However, saying “No” to a project or additional work in certain situations can be more beneficial overall to the team than if you had said “yes” and failed to complete the project, or didn’t complete the work well.
Here are a few suggestions on when you should be saying “no” to additional work (taken from this Forbes article)
- It hinders your ability to accomplish your responsibilities
- It doesn’t align with your long-term and short-term priorities
- You disagree with the decision
- It doesn’t accomplish a key goal
- It conflicts with your values or you can’t deliver results
Now for the “How”… I recommend this article, which includes the below tips on how to diplomatically say “no” when it is the best option for you and your team’s goals:
1. Have a list of responses ready
2. Prepare a simple explanation if it’s needed
3. If you can’t say “no” flat out, negotiate
4. End the conversation on a confident note
As Suzy Welch says, “save your ‘yes’ replies for “tasks that really count”!
By Tim Maudsley

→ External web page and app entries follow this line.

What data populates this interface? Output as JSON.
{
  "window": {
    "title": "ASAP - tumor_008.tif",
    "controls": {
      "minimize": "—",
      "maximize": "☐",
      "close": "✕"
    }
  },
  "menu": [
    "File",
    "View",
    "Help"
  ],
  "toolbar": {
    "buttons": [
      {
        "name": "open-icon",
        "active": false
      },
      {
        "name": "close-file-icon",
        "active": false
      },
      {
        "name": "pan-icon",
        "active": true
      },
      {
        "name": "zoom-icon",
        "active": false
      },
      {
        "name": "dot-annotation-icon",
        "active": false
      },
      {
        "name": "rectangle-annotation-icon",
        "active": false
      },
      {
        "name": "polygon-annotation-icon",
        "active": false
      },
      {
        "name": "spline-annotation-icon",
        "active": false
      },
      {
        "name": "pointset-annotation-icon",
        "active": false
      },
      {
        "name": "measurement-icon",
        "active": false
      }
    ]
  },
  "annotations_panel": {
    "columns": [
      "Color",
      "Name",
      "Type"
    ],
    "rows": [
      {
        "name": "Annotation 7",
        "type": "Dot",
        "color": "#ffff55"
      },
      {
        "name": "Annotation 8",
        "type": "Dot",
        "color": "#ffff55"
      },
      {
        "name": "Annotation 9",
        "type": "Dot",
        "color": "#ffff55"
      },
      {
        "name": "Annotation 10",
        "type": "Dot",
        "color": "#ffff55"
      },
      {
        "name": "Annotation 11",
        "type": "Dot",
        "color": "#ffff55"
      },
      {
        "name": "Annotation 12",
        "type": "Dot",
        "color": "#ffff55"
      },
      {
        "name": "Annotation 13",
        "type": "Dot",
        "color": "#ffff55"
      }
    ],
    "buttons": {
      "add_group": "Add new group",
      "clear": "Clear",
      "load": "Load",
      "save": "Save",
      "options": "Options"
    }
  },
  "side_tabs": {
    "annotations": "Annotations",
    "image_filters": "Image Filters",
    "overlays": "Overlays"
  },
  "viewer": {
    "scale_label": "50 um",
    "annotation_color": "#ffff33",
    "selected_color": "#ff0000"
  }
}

One of our clients reached out to us about a troubling incident with the IRS. The IRS notified the group directly that two new EINs were created for their business, a red flag, because the group had not initiated these themselves. Someone had taken the time to fraudulently complete forms SS-4, which prompted the IRS to send mailed notices of the two new tax ID numbers. Our client did their due diligence, and notified the IRS of the fraudulent IDs so that the agency could investigate.
In this case, the group took the correct steps to rectify the situation quickly. But what if this had gone further? Is there such a thing as business ID theft insurance?
Most cyber liability policies contain business ID theft insurance coverage. It’s important to know if you’re covered, and to know what types of threats are out there. The article below describes many scams you need to be familiar with in order to protect yourself or your clients from cybercrime.
By Natasha Kwachka
Recently, I was listening to the EntreLeadership podcast, and came across an episode that inspired me: #97: Jack Welch-Winning the Game. The wisdom in this episode provoked a change in perspective that I would like to share.
All teams go through steps to develop trust and understanding on the way to becoming a strong team. In the workplace, it is common to experience disruptions such as conflict, disagreements, process changes, workflow changes, employee changes, etc. These workplace difficulties and constant changes can make it impossible to foster a culture of trust, both between employees on a team, and between all teams that make up your company. How important is a culture built on trust, you ask? Building trust within a company is the only way an organization can reach its highest potential.
Back to the podcast! There was a statement that particularly struck me:
“You receive truth when there is trust.”
I considered some of the difficult conversations that have occurred in my workplace over the years, and reflected on my perception of these exchanges. I came to a real understanding that if any member of your team felt comfortable enough to approach you with a difficult conversation, that must speak volumes of the level of trust you share. It is amazing to consider how my thought process has changed.
I want to work at a place that fosters trust. A team with trust is a team that can reach its highest success. With trust, we are all free to have positive and negative thoughts, as well as useful and maybe-not-so-realistic ideas. Trust allows a company and its team members to communicate effectively and openly through any roadblocks. With trust, we can direct our focus and energies on forward thinking, positive solutions and keeping the passion for our success alive.